Activity —
Copy every line of the records that includes the word "icon".
── Data to examine
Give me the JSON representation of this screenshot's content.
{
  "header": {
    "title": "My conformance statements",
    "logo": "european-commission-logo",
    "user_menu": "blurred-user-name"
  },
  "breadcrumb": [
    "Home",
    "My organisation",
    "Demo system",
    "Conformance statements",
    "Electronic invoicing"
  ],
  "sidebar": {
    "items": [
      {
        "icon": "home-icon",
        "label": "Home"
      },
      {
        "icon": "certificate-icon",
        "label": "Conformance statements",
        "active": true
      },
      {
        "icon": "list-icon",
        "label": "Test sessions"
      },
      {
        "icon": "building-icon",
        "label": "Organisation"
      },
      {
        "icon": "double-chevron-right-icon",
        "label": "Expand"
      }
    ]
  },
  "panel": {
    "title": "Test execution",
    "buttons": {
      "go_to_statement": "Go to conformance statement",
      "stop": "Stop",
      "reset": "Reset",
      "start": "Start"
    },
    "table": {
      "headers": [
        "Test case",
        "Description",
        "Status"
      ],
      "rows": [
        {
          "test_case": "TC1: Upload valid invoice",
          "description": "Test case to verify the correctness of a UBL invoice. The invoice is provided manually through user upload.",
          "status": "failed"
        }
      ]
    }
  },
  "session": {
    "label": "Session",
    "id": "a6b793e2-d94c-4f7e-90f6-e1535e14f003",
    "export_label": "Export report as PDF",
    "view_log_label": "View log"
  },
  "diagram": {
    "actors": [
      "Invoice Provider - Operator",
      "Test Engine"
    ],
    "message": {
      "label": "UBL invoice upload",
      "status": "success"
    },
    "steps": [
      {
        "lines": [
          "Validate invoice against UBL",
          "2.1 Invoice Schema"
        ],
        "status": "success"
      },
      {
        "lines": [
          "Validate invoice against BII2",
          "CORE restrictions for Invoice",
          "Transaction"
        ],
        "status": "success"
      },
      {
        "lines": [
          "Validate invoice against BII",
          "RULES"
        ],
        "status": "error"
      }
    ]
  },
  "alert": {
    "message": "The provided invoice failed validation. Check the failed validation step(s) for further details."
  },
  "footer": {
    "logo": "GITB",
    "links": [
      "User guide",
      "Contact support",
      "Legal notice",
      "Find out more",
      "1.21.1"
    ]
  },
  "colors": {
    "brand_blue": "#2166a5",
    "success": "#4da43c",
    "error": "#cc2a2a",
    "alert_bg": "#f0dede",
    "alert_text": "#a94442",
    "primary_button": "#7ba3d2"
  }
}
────
Answer space —
        "icon": "home-icon",
        "icon": "certificate-icon",
        "icon": "list-icon",
        "icon": "building-icon",
        "icon": "double-chevron-right-icon",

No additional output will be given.